Let me conclude with this.

Grief and pain can be untamed and vicious.  So we must learn how to give voice to our pain.  The Scriptures teach us how to voice it to God. 

We want to remember that lamenting leads us back to the gospel. 

We remember the pain and suffering caused by sin. 

We realize our frailty. 

We believe in Christ’s restorative work on the Cross. 

We remember that Jesus, the Man of Sorrows, can sympathize with us. 

We are reminded of his great love and mercy.

We believe his Spirit now dwells within the heart of the believer.

And importantly, we remember the promise that someday soon in the resurrected world, all things will be restored to a glorious wholeness.

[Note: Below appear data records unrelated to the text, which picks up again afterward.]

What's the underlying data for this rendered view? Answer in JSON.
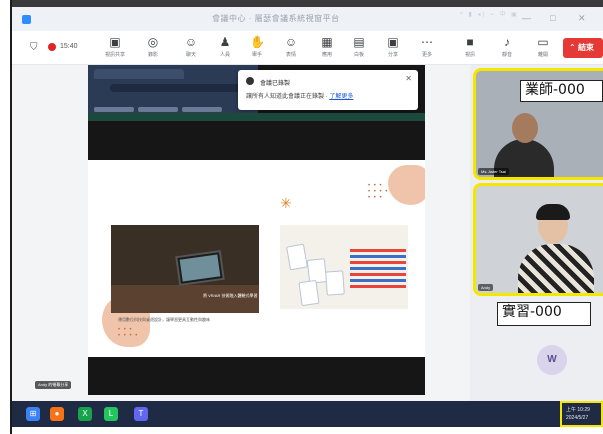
{
  "window": {
    "title": "會議中心 · 屬瑟會議系統視窗平台",
    "controls": [
      "—",
      "□",
      "✕"
    ]
  },
  "meeting": {
    "elapsed": "15:40"
  },
  "toolbar": {
    "items": [
      {
        "icon": "screen-icon",
        "glyph": "▣",
        "label": "視訊共享"
      },
      {
        "icon": "record-icon",
        "glyph": "◎",
        "label": "錄影"
      },
      {
        "icon": "chat-icon",
        "glyph": "☺",
        "label": "聊天"
      },
      {
        "icon": "participants-icon",
        "glyph": "♟",
        "label": "人員"
      },
      {
        "icon": "raise-hand-icon",
        "glyph": "✋",
        "label": "舉手"
      },
      {
        "icon": "reaction-icon",
        "glyph": "☺",
        "label": "表情"
      },
      {
        "icon": "apps-icon",
        "glyph": "▦",
        "label": "應用"
      },
      {
        "icon": "whiteboard-icon",
        "glyph": "▤",
        "label": "白板"
      },
      {
        "icon": "share-icon",
        "glyph": "▣",
        "label": "分享"
      },
      {
        "icon": "more-icon",
        "glyph": "⋯",
        "label": "更多"
      },
      {
        "icon": "camera-icon",
        "glyph": "■",
        "label": "視訊"
      },
      {
        "icon": "mic-icon",
        "glyph": "♪",
        "label": "靜音"
      },
      {
        "icon": "leave-icon",
        "glyph": "▭",
        "label": "離開"
      }
    ],
    "end_label": "結束"
  },
  "shared_screen": {
    "notification": {
      "title": "會議已錄製",
      "body": "讓所有人知道此會議正在錄製 ·",
      "link": "了解更多"
    },
    "photo_caption": "將 VR/AR 技術融入體驗式學習",
    "caption": "運用數位科技與桌遊設計，讓學習更具互動性與趣味"
  },
  "videos": [
    {
      "label": "業師-000",
      "name": "Ms. Aster Tsai"
    },
    {
      "label": "實習-000",
      "name": "Andy"
    }
  ],
  "avatar_initial": "W",
  "share_tag": "Andy 的螢幕分享",
  "taskbar": {
    "apps": [
      {
        "icon": "windows-icon",
        "glyph": "⊞",
        "color": "#3b82f6"
      },
      {
        "icon": "firefox-icon",
        "glyph": "●",
        "color": "#f97316"
      },
      {
        "icon": "excel-icon",
        "glyph": "X",
        "color": "#16a34a"
      },
      {
        "icon": "line-icon",
        "glyph": "L",
        "color": "#22c55e"
      },
      {
        "icon": "teams-icon",
        "glyph": "T",
        "color": "#6366f1"
      }
    ],
    "tray": "^ ▮ ◂) ⌁ 中 ▣",
    "time": "上午 10:29",
    "date": "2024/5/27"
  }
}
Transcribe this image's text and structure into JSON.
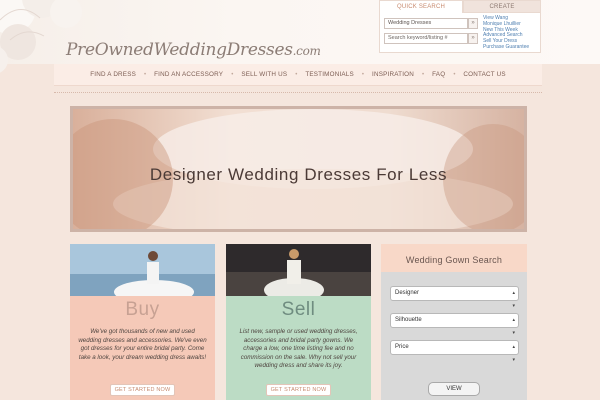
{
  "header": {
    "logo_main": "PreOwnedWeddingDresses",
    "logo_tld": ".com"
  },
  "toolbox": {
    "tabs": [
      "Quick Search",
      "Create Account/Login"
    ],
    "category_select": "Wedding Dresses",
    "search_placeholder": "Search keyword/listing #",
    "go_glyph": "»",
    "quick_links": [
      "View Wang",
      "Monique Lhuillier",
      "New This Week",
      "Advanced Search",
      "Sell Your Dress",
      "Purchase Guarantee"
    ]
  },
  "nav": {
    "items": [
      "Find a Dress",
      "Find an Accessory",
      "Sell With Us",
      "Testimonials",
      "Inspiration",
      "FAQ",
      "Contact Us"
    ],
    "separator": "•"
  },
  "hero": {
    "title": "Designer Wedding Dresses For Less"
  },
  "cards": {
    "buy": {
      "title": "Buy",
      "description": "We've got thousands of new and used wedding dresses and accessories. We've even got dresses for your entire bridal party. Come take a look, your dream wedding dress awaits!",
      "button": "Get Started Now"
    },
    "sell": {
      "title": "Sell",
      "description": "List new, sample or used wedding dresses, accessories and bridal party gowns. We charge a low, one time listing fee and no commission on the sale. Why not sell your wedding dress and share its joy.",
      "button": "Get Started Now"
    }
  },
  "gown_search": {
    "title": "Wedding Gown Search",
    "dropdowns": [
      "Designer",
      "Silhouette",
      "Price"
    ],
    "button": "View"
  },
  "colors": {
    "page_bg": "#f5e6dd",
    "buy_panel": "#f5c9b8",
    "sell_panel": "#bcdcc5",
    "accent_text": "#c88a6e"
  }
}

This is the hope that sustains us.

Let’s pray:

Dear Father in heaven,  You and your Son understand pain.  You sympathize with us.  And you love us tenderly. We yearn for the day when all pain and sorrow and tears will be gone.  But until then, would you help us learn how we can and must talk to you in our pain?  Help us not to remain silent.  Help us not to sinfully grumble.  Help us learn the vocabulary of lamenting, and to move from Pain to Peace.  And from Grief to Belief.  Thank you for being so good to us, best proven by the love you have shown through the death and resurrection of your Son, through whom we will by faith someday soon experience everlasting joy and glory.